What happens to your finances when you get together

So you think you’ve found the one, your perfect fit, your other half.  Before you get carried away with promises of forever, let’s discuss some ways to smooth the path towards happily ever after.

Numerous surveys have been conducted over the years on relationships and common areas of conflict.  The disagreement ranking at number one on just about every piece of research?  Money. Everyone has a distinct and different attitude towards money, often learned in childhood.  A calm conversation over coffee before you move in together can help set boundaries and rules regarding spending that will leave both parties feeling secure.

Some common ways to blend your finances and run a home together;

Maintain Independence - Set up a shared bank account to pay shared expenses.  In this example each partner would have their income paid into their personal account and would redirect a pre-agreed portion into the jointly owned bank account. All expenses for the running of the home – rent, utilities, food, etc. would then be drawn from this account. One partner may be able to pay a higher percentage if they are earning more than the other.

Split Expenses by Type - One partner pays for one type of expense, rent/mortgage, whilst the other may pay for entertainment /food/drink.

Jointly Managed - In this scenario all income and expenses are jointly managed and shared.

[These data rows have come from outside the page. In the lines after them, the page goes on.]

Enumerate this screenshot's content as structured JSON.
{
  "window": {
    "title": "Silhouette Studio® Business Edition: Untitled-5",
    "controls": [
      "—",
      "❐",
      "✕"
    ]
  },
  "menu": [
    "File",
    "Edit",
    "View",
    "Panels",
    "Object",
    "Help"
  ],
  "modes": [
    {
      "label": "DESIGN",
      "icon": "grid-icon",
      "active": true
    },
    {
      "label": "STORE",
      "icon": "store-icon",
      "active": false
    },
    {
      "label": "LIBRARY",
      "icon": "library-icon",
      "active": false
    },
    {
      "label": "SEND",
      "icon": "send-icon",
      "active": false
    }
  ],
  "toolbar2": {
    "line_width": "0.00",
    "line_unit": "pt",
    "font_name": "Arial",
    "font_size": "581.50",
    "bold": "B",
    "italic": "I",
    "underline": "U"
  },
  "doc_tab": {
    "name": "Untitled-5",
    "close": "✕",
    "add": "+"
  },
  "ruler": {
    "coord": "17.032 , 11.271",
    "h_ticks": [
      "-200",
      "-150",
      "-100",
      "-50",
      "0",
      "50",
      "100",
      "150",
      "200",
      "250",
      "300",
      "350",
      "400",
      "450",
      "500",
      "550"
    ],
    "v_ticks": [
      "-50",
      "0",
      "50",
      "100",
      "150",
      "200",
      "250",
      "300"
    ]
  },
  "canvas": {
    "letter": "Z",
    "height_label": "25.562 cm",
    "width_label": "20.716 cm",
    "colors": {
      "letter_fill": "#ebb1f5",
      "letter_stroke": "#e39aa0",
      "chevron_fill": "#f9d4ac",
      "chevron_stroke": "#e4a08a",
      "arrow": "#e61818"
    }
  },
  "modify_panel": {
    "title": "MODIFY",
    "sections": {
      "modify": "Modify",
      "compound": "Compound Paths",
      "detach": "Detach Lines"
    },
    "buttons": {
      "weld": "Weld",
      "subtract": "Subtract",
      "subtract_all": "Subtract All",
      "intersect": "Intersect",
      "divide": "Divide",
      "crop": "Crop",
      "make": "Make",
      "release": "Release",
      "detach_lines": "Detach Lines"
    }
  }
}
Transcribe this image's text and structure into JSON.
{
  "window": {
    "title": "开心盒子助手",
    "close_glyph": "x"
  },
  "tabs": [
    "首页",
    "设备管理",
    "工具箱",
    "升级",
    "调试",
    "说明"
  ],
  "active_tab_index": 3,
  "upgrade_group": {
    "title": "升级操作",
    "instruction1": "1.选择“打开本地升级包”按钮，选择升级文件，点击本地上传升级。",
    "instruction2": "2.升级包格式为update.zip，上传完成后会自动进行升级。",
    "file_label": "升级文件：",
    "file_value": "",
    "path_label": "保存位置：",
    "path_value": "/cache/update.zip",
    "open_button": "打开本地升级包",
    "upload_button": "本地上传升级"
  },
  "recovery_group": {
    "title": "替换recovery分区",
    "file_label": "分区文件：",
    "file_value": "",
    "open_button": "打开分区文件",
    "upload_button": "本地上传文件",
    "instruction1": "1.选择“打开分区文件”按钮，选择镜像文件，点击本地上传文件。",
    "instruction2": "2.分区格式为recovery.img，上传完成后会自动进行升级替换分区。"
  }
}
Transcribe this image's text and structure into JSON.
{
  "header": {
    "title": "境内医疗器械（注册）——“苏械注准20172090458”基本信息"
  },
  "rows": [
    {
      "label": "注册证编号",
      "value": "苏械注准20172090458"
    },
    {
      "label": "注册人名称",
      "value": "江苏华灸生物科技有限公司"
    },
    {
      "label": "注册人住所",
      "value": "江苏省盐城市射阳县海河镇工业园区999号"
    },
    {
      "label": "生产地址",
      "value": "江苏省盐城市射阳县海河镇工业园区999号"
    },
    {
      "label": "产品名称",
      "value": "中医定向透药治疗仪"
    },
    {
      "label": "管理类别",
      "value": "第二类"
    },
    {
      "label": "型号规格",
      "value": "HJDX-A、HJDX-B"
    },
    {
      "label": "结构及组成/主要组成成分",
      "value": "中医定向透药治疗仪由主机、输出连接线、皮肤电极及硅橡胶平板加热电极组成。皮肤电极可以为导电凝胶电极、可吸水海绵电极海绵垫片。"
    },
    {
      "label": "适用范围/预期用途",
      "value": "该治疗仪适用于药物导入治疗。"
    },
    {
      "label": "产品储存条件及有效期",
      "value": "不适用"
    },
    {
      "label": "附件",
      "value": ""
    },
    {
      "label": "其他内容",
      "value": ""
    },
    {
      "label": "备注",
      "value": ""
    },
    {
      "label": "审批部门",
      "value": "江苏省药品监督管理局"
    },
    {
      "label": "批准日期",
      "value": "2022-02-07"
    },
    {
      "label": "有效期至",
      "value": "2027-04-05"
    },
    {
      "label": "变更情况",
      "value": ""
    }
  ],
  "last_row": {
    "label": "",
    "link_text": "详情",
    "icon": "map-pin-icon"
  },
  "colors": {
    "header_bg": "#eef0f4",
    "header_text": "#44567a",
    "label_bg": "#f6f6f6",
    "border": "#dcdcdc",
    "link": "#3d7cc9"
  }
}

Most couples start with a more independent approach, and adapt towards jointly managed finances as the relationship develops and longer term life goals such as purchasing a home together, having children, and saving for retirement come into play.

It is important to outline financial goals and direction together, and to discuss attitudes towards money.  Often one person will be a saver; they may identify feeling safe and secure with having a large nest egg, while another may be more of a spender; they live for the experience, and see money more as a tool. Creating a balance, and understanding the spending habits and goals for both partners is the key to harmony.  Be honest. How we relate to, and spend money can foster resentment as months turn into years. 

Suggestion:  Pre-agreed limits on spending, and joint decision making on purchases above specific amounts may provide peace-of-mind to both partners.

Should you consider a pre-nuptial agreement?  Yes, they’re widely seen as un-romantic, perhaps even betting against the success of the relationship, but with the odds of a marriage succeeding long-term about the same as flipping a coin they should definitely be considered where the partners are entering marriage with unequal assets.  In particular if one party has large family holding or business. In this scenario it would be suggested that the family protect the business, possibly by looking at a trust or re-aligning the business structure.

To finish on some good news, the tax-man will often reward your relationship, depending on your tax jurisdiction, with joint allowances to offset tax for married couples. In marriages with two different nationalities financial decisions should be made with the help of a qualified financial advisor to help you become tax optimized.